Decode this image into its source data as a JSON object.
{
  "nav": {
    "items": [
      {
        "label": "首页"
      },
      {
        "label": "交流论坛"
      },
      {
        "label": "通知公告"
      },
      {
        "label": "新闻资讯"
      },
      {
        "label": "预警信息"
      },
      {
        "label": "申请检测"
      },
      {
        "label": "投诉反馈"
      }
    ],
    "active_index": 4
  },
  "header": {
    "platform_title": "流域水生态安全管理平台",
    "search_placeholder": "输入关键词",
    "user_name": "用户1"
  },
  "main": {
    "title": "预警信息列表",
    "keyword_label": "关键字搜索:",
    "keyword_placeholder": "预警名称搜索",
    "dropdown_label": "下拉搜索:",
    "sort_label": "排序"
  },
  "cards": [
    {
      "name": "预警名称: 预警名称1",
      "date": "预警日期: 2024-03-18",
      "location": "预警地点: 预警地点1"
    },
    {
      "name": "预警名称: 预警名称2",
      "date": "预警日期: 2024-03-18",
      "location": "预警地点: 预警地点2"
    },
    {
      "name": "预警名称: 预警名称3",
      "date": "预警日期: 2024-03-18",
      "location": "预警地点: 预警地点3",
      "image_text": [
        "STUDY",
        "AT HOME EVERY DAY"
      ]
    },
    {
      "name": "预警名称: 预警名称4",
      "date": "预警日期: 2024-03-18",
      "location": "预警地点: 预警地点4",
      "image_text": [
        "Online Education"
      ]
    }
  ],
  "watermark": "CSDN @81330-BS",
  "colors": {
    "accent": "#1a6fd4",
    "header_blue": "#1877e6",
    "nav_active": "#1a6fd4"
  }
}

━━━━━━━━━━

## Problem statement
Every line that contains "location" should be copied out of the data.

## Task result
      "location": "预警地点: 预警地点1"
      "location": "预警地点: 预警地点2"
      "location": "预警地点: 预警地点3",
      "location": "预警地点: 预警地点4",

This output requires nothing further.